- The obsidian mirror is symbolic of the Aztec-Toltec deity Tezcatlipoca, the god of night and sorcery, who is called “Smoking Mirror.”
Ancient Pioneers in Mirror Technology
While early civilizations laid the foundation for mirror use, it was the pioneers in mirror technology who made significant advancements in modern mirror craftsmanship and production.
Some of the most significant innovators in mirror tech:
Ancient Chinese Metallurgy:
- Ancient Chinese cultures developed various reflective surfaces, including polished bronze mirrors.
- They also experimented with different materials, such as polished metal alloys, to enhance mirror quality.
- The Han Dynasty is known for their stunning metalworks – they perfected bronze mirrors, thus expanding on their style and availability.
- The Romans played a pivotal role in the evolution of mirrors by introducing glass mirrors.
- Many of the Roman glass mirrors that survive are hand mirrors.
- Glassblowing techniques allowed for the creation of smoother and more reflective surfaces, setting the stage for future developments in mirror technology.
- Medieval Europe saw further refinements in mirror production techniques, with craftsmen improving the clarity of glass mirrors throughout the Middle Ages.
- In the Middle Ages, mirrors were still seen as a status symbol, so not everyone had access to them.
- During this period, silver mercury amalgams were developed.
- These advancements paved the way for the eventual mass production of mirrors in later eras, such as the 19th and 20th centuries.
The Cultural Significance of Mirrors in Different Eras
Mirrors have not only been tools for personal grooming but also symbols of culture, art, and self-perception in various eras and societies. Mirrors have often been used as symbols in art and literature. These objects have been featured in timeless paintings, sculptures, and literary works as metaphors for introspection, illusion, and self-awareness, among others.
More than mere artists’ tools or favored objects of the vain, mirrors have played crucial roles in various scientific experiments and observations. They have been used in fields such as astronomy, optics, and physics, enabling scientists to study the cosmos and understand the behavior of light. The mirror was vital in early experiments dealing with the Law of Reflection, which “governs the reflection of light-rays off smooth conducting surfaces, such as polished metal or metal-coated glass mirrors.”
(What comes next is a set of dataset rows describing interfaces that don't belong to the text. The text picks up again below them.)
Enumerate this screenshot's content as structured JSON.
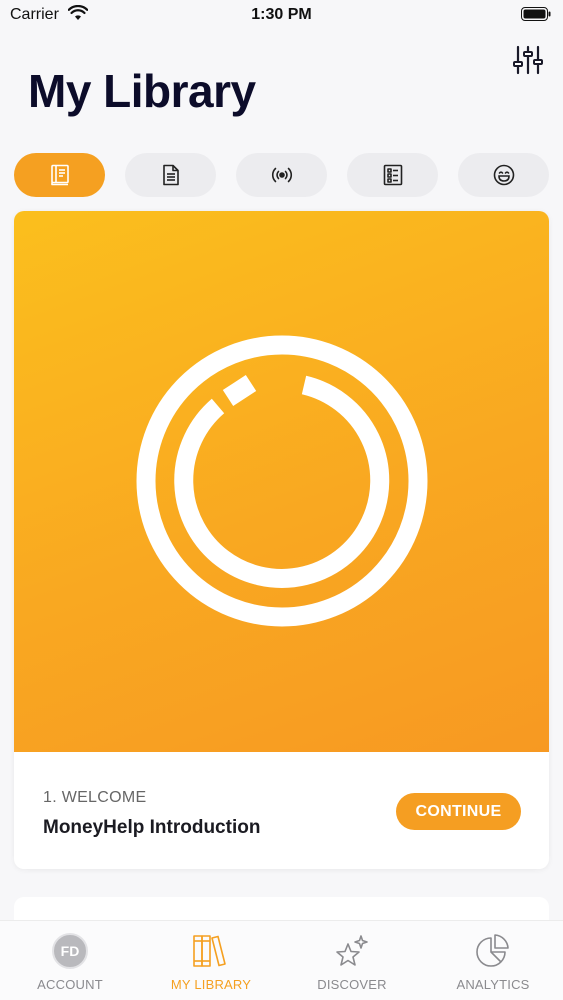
{
  "status_bar": {
    "carrier": "Carrier",
    "time": "1:30 PM"
  },
  "header": {
    "title": "My Library",
    "filter_icon": "sliders-icon"
  },
  "tabs": [
    {
      "icon": "book-icon",
      "active": true
    },
    {
      "icon": "document-icon",
      "active": false
    },
    {
      "icon": "broadcast-icon",
      "active": false
    },
    {
      "icon": "checklist-icon",
      "active": false
    },
    {
      "icon": "smiley-icon",
      "active": false
    }
  ],
  "card": {
    "subtitle": "1. WELCOME",
    "title": "MoneyHelp Introduction",
    "button_label": "CONTINUE"
  },
  "bottom_nav": {
    "items": [
      {
        "label": "ACCOUNT",
        "avatar_initials": "FD",
        "active": false
      },
      {
        "label": "MY LIBRARY",
        "icon": "books-icon",
        "active": true
      },
      {
        "label": "DISCOVER",
        "icon": "sparkle-star-icon",
        "active": false
      },
      {
        "label": "ANALYTICS",
        "icon": "pie-chart-icon",
        "active": false
      }
    ]
  },
  "colors": {
    "accent": "#f5a021",
    "title": "#0c0c2a",
    "inactive_tab": "#ececef",
    "nav_inactive": "#8a8a8e"
  }
}
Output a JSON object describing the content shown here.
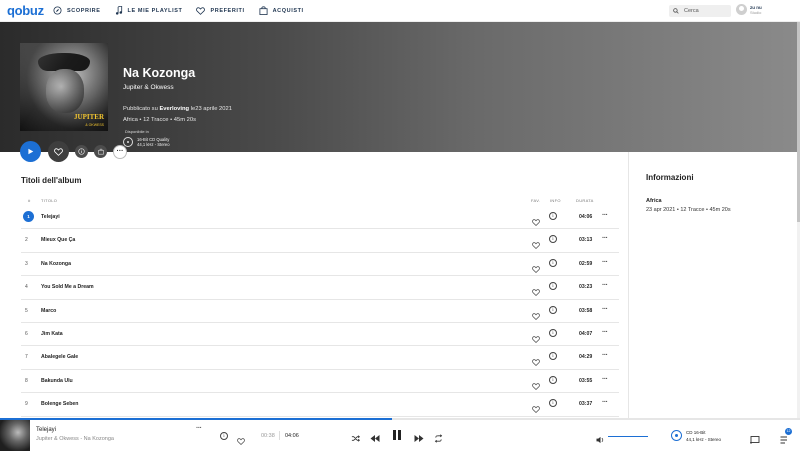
{
  "app": {
    "logo": "qobuz"
  },
  "nav": {
    "items": [
      {
        "label": "SCOPRIRE",
        "icon": "compass-icon"
      },
      {
        "label": "LE MIE PLAYLIST",
        "icon": "music-note-icon"
      },
      {
        "label": "PREFERITI",
        "icon": "heart-icon"
      },
      {
        "label": "ACQUISTI",
        "icon": "shopping-bag-icon"
      }
    ],
    "search_placeholder": "Cerca",
    "user": {
      "name": "zu nu",
      "plan": "Studio"
    }
  },
  "album": {
    "title": "Na Kozonga",
    "artist": "Jupiter & Okwess",
    "published_prefix": "Pubblicato su",
    "label": "Everloving",
    "published_suffix": "le23 aprile 2021",
    "meta": "Africa • 12 Tracce • 45m 20s",
    "available_in": "Disponibile in",
    "quality_line1": "16-Bit CD Quality",
    "quality_line2": "44,1 kHz - Stereo",
    "cover_text": "JUPITER",
    "cover_subtext": "& OKWESS"
  },
  "tracks_section": {
    "heading": "Titoli dell'album",
    "columns": {
      "num": "#",
      "title": "TITOLO",
      "fav": "FAV.",
      "info": "INFO",
      "duration": "DURATA"
    }
  },
  "tracks": [
    {
      "num": "1",
      "title": "Telejayi",
      "duration": "04:06",
      "active": true
    },
    {
      "num": "2",
      "title": "Mieux Que Ça",
      "duration": "03:13"
    },
    {
      "num": "3",
      "title": "Na Kozonga",
      "duration": "02:59"
    },
    {
      "num": "4",
      "title": "You Sold Me a Dream",
      "duration": "03:23"
    },
    {
      "num": "5",
      "title": "Marco",
      "duration": "03:58"
    },
    {
      "num": "6",
      "title": "Jim Kata",
      "duration": "04:07"
    },
    {
      "num": "7",
      "title": "Abalegele Gale",
      "duration": "04:29"
    },
    {
      "num": "8",
      "title": "Bakunda Ulu",
      "duration": "03:55"
    },
    {
      "num": "9",
      "title": "Bolenge Seben",
      "duration": "03:37"
    }
  ],
  "sidebar": {
    "heading": "Informazioni",
    "genre": "Africa",
    "details": "23 apr 2021 • 12 Tracce • 45m 20s"
  },
  "player": {
    "track_title": "Telejayi",
    "track_subtitle": "Jupiter & Okwess - Na Kozonga",
    "elapsed": "00:38",
    "total": "04:06",
    "progress_fraction": 0.49,
    "quality_line1": "CD 16-Bit",
    "quality_line2": "44,1 kHz - Stereo",
    "queue_count": "12"
  },
  "colors": {
    "accent": "#1c6fd4"
  }
}
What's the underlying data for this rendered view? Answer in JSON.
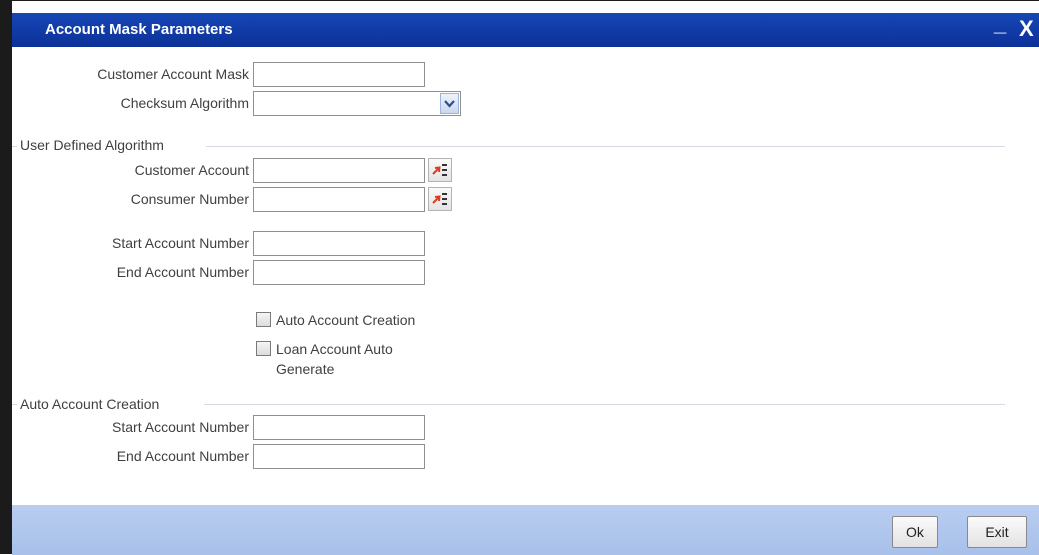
{
  "window": {
    "title": "Account Mask Parameters",
    "minimize_glyph": "_",
    "close_glyph": "X"
  },
  "fields": {
    "customer_account_mask": {
      "label": "Customer Account Mask",
      "value": ""
    },
    "checksum_algorithm": {
      "label": "Checksum Algorithm",
      "value": ""
    }
  },
  "user_defined_algorithm": {
    "heading": "User Defined Algorithm",
    "customer_account": {
      "label": "Customer Account",
      "value": ""
    },
    "consumer_number": {
      "label": "Consumer Number",
      "value": ""
    },
    "start_account_number": {
      "label": "Start Account Number",
      "value": ""
    },
    "end_account_number": {
      "label": "End Account Number",
      "value": ""
    },
    "auto_account_creation": {
      "label": "Auto Account Creation",
      "checked": false
    },
    "loan_account_auto_generate": {
      "label_line1": "Loan Account Auto",
      "label_line2": "Generate",
      "checked": false
    }
  },
  "auto_account_creation": {
    "heading": "Auto Account Creation",
    "start_account_number": {
      "label": "Start Account Number",
      "value": ""
    },
    "end_account_number": {
      "label": "End Account Number",
      "value": ""
    }
  },
  "footer": {
    "ok_label": "Ok",
    "exit_label": "Exit"
  },
  "colors": {
    "titlebar": "#0f3aa3",
    "footer": "#b0c6ee",
    "lov_icon_accent": "#e03b1b"
  },
  "icons": {
    "lov_button": "list-of-values-icon",
    "dropdown_arrow": "chevron-down-icon"
  }
}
Modern Societal Impact of the Mirror
In the modern world, mirrors are ubiquitous and serve practical purposes in our daily lives. They are used for personal grooming, interior decoration, and even security (i.e. surveillance mirrors – beloved by security and store patrons alike). And don’t worry, folks, mirrors are still used in the sciences. For example, space mirrors have recently been discussed in the field of climate engineering to affect the way solar radiation impacts certain regions of the Earth. It is pretty crazy to think mirrors have come so far!
Conclusion: Mirrors in the Modern Day
The invention and evolution of mirrors have woven a fascinating tale throughout human history. From the ingenious use of polished stones and metals by ancient civilizations to the transformative introduction of early glass mirrors during the Roman era, mirrors have held both practical and profound significance. They have not only been reflections of our physical selves but also mirrors of culture, art, and scientific progress.
As we gaze into these everyday objects, we glimpse not only our own image but also the rich history of the mirror that spans millennia. Mirrors, in their various forms, remain timeless witnesses to our shared history.